All of the entries below are to be copied word for word.

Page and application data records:
--- START ---

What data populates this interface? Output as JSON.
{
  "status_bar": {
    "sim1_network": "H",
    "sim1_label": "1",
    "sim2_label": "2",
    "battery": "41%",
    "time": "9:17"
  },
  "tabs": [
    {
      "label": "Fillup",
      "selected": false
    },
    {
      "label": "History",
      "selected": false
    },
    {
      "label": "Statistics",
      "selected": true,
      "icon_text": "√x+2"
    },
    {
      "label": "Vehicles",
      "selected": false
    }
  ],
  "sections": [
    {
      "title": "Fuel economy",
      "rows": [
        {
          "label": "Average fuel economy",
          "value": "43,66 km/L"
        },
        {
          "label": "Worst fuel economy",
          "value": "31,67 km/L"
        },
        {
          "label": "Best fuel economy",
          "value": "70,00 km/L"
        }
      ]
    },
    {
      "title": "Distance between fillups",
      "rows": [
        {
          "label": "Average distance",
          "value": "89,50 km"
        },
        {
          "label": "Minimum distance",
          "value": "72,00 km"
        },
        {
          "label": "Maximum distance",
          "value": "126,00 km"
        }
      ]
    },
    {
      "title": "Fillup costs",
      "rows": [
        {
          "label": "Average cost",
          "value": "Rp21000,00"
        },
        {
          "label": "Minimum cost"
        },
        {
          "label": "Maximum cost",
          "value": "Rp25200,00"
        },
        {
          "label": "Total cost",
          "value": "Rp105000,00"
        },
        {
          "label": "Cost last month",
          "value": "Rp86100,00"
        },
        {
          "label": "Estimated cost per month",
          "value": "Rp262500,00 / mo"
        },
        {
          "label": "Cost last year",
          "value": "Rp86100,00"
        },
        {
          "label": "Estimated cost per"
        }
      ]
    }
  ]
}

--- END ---

_Result of the task:_
What data populates this interface? Output as JSON.
{
  "status_bar": {
    "sim1_network": "H",
    "sim1_label": "1",
    "sim2_label": "2",
    "battery": "41%",
    "time": "9:17"
  },
  "tabs": [
    {
      "label": "Fillup",
      "selected": false
    },
    {
      "label": "History",
      "selected": false
    },
    {
      "label": "Statistics",
      "selected": true,
      "icon_text": "√x+2"
    },
    {
      "label": "Vehicles",
      "selected": false
    }
  ],
  "sections": [
    {
      "title": "Fuel economy",
      "rows": [
        {
          "label": "Average fuel economy",
          "value": "43,66 km/L"
        },
        {
          "label": "Worst fuel economy",
          "value": "31,67 km/L"
        },
        {
          "label": "Best fuel economy",
          "value": "70,00 km/L"
        }
      ]
    },
    {
      "title": "Distance between fillups",
      "rows": [
        {
          "label": "Average distance",
          "value": "89,50 km"
        },
        {
          "label": "Minimum distance",
          "value": "72,00 km"
        },
        {
          "label": "Maximum distance",
          "value": "126,00 km"
        }
      ]
    },
    {
      "title": "Fillup costs",
      "rows": [
        {
          "label": "Average cost",
          "value": "Rp21000,00"
        },
        {
          "label": "Minimum cost"
        },
        {
          "label": "Maximum cost",
          "value": "Rp25200,00"
        },
        {
          "label": "Total cost",
          "value": "Rp105000,00"
        },
        {
          "label": "Cost last month",
          "value": "Rp86100,00"
        },
        {
          "label": "Estimated cost per month",
          "value": "Rp262500,00 / mo"
        },
        {
          "label": "Cost last year",
          "value": "Rp86100,00"
        },
        {
          "label": "Estimated cost per"
        }
      ]
    }
  ]
}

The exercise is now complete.